LOS ANGELES, January 4, 2015 — It is rare that any event can parallel the start of the NFL playoffs, but football flags were at half-staff this weekend. At age 49, ESPN announcer Stuart Scott died from brain cancer.
While Scott was far deeper and insightful than his television persona, he was every bit as kind and genuine as what people saw. For sports fans, he will always be the too cool for school announcer we wanted to be.
St. Louis Rams wide receiver Isaac Bruce was an ordained minister who returned a kickoff all the way. Scott entertained the audience just as much as Bruce on that play. “Isaac Bruce is the minister. Can I get a witness from the congregation? It’s a touchdown!”
It was an honor for Scott to tell you that you were “as cool as the other side of the pillow.” That could absolutely describe Scott himself.
Then there were the various versions of players who stopped other players in their tracks. They were the “haters.”
“(Any number of players) trying to be a player. Meet (other player), player hater.”
He was “breaking out the hatorade.”
“Hater in the house.”
“Why you hating on me, dog?”
His signature catchphrase, “Boo-yah,” always came after a dramatic play.
Mr. Quarterback, meet Baltimore Ravens linebacker Peter Boulware. “Boulware? Boo-yeah!”
He was gently mocked in a Saturday Night Live skit so realistic that people could have confused Tim Meadows and Ray Romano with Stuart Scott and those around him.
As the host of SportsCenter, Stuart covered all sports. It was his brief stint with Chris Berman and Tom Jackson on NFL Primetime that endeared him to football fans forever.
Scott talked to newsmakers of all stripes. He even interviewed former President Bill Clinton about his television watching habits. Hillary likes to stay on one channel while Bill flips obsessively until she has had enough.
Stuart won the Jim Valvano award a few months before he died. He had the crowd near tears at the ESPYs as he vowed to keep fighting.
At his best, Scott offered humor in the most ordinary situations. Even a typical interception could be fun.
“He completes the pass to the defensive back. Problem: He’s on the other team.”
If John Facenda was the voice of God, then Stuart Scott was the lord’s hip young announcer cousin.
Scott made frequent television and movie cameos, usually as himself. He was in the Adam Sandler remake of the Burt Reynolds football movie, “The Longest Yard,” as well as the television miniseries, “Black to the Future.”
Scott was a rock star in the sports world who was also a man of the people At the 2006 Pro Bowl in Hawaii, everybody else was dressed in Hawaiian shirts. Scott stood on the field in a three-piece suit and tie, dressed to the nines. Fans took delight as he came by the front row of seats and handed out “fist-bumps.”

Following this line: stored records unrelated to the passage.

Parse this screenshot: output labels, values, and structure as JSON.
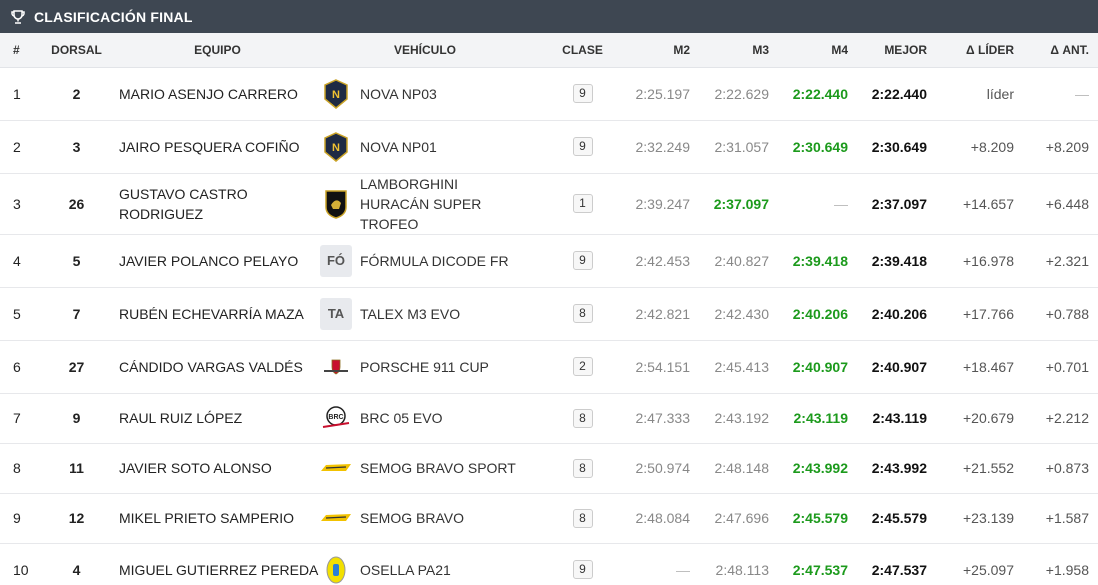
{
  "title": "CLASIFICACIÓN FINAL",
  "headers": {
    "pos": "#",
    "dorsal": "DORSAL",
    "team": "EQUIPO",
    "vehicle": "VEHÍCULO",
    "class": "CLASE",
    "m2": "M2",
    "m3": "M3",
    "m4": "M4",
    "best": "MEJOR",
    "delta_leader": "Δ LÍDER",
    "delta_prev": "Δ ANT."
  },
  "rows": [
    {
      "pos": "1",
      "dorsal": "2",
      "team": "MARIO ASENJO CARRERO",
      "vehicle": "NOVA NP03",
      "logo": "nova",
      "class": "9",
      "m2": "2:25.197",
      "m3": "2:22.629",
      "m4": "2:22.440",
      "best": "2:22.440",
      "delta_leader": "líder",
      "delta_prev": "—",
      "best_lap": "m4"
    },
    {
      "pos": "2",
      "dorsal": "3",
      "team": "JAIRO PESQUERA COFIÑO",
      "vehicle": "NOVA NP01",
      "logo": "nova",
      "class": "9",
      "m2": "2:32.249",
      "m3": "2:31.057",
      "m4": "2:30.649",
      "best": "2:30.649",
      "delta_leader": "+8.209",
      "delta_prev": "+8.209",
      "best_lap": "m4"
    },
    {
      "pos": "3",
      "dorsal": "26",
      "team": "GUSTAVO CASTRO RODRIGUEZ",
      "vehicle": "LAMBORGHINI HURACÁN SUPER TROFEO",
      "logo": "lamborghini",
      "class": "1",
      "m2": "2:39.247",
      "m3": "2:37.097",
      "m4": "—",
      "best": "2:37.097",
      "delta_leader": "+14.657",
      "delta_prev": "+6.448",
      "best_lap": "m3"
    },
    {
      "pos": "4",
      "dorsal": "5",
      "team": "JAVIER POLANCO PELAYO",
      "vehicle": "FÓRMULA DICODE FR",
      "logo": "text",
      "logo_text": "FÓ",
      "class": "9",
      "m2": "2:42.453",
      "m3": "2:40.827",
      "m4": "2:39.418",
      "best": "2:39.418",
      "delta_leader": "+16.978",
      "delta_prev": "+2.321",
      "best_lap": "m4"
    },
    {
      "pos": "5",
      "dorsal": "7",
      "team": "RUBÉN ECHEVARRÍA MAZA",
      "vehicle": "TALEX M3 EVO",
      "logo": "text",
      "logo_text": "TA",
      "class": "8",
      "m2": "2:42.821",
      "m3": "2:42.430",
      "m4": "2:40.206",
      "best": "2:40.206",
      "delta_leader": "+17.766",
      "delta_prev": "+0.788",
      "best_lap": "m4"
    },
    {
      "pos": "6",
      "dorsal": "27",
      "team": "CÁNDIDO VARGAS VALDÉS",
      "vehicle": "PORSCHE 911 CUP",
      "logo": "porsche",
      "class": "2",
      "m2": "2:54.151",
      "m3": "2:45.413",
      "m4": "2:40.907",
      "best": "2:40.907",
      "delta_leader": "+18.467",
      "delta_prev": "+0.701",
      "best_lap": "m4"
    },
    {
      "pos": "7",
      "dorsal": "9",
      "team": "RAUL RUIZ LÓPEZ",
      "vehicle": "BRC 05 EVO",
      "logo": "brc",
      "class": "8",
      "m2": "2:47.333",
      "m3": "2:43.192",
      "m4": "2:43.119",
      "best": "2:43.119",
      "delta_leader": "+20.679",
      "delta_prev": "+2.212",
      "best_lap": "m4"
    },
    {
      "pos": "8",
      "dorsal": "11",
      "team": "JAVIER SOTO ALONSO",
      "vehicle": "SEMOG BRAVO SPORT",
      "logo": "semog",
      "class": "8",
      "m2": "2:50.974",
      "m3": "2:48.148",
      "m4": "2:43.992",
      "best": "2:43.992",
      "delta_leader": "+21.552",
      "delta_prev": "+0.873",
      "best_lap": "m4"
    },
    {
      "pos": "9",
      "dorsal": "12",
      "team": "MIKEL PRIETO SAMPERIO",
      "vehicle": "SEMOG BRAVO",
      "logo": "semog",
      "class": "8",
      "m2": "2:48.084",
      "m3": "2:47.696",
      "m4": "2:45.579",
      "best": "2:45.579",
      "delta_leader": "+23.139",
      "delta_prev": "+1.587",
      "best_lap": "m4"
    },
    {
      "pos": "10",
      "dorsal": "4",
      "team": "MIGUEL GUTIERREZ PEREDA",
      "vehicle": "OSELLA PA21",
      "logo": "osella",
      "class": "9",
      "m2": "—",
      "m3": "2:48.113",
      "m4": "2:47.537",
      "best": "2:47.537",
      "delta_leader": "+25.097",
      "delta_prev": "+1.958",
      "best_lap": "m4"
    }
  ],
  "colors": {
    "header_bg": "#3e4752",
    "best_lap": "#1c9a1c"
  }
}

He was a husband, father, friend, and respected professional.
To his legions of fans, he was simply the best. Sports are games. They are entertainment. They are meant to be fun. He brought the fun, night after night, year after year.
Scott is now in sports heaven. On earth, he will be remembered forever.
Farewell, Stuart Scott. You are gone, but never forgotten. Can I get a witness from the congregation? Amen.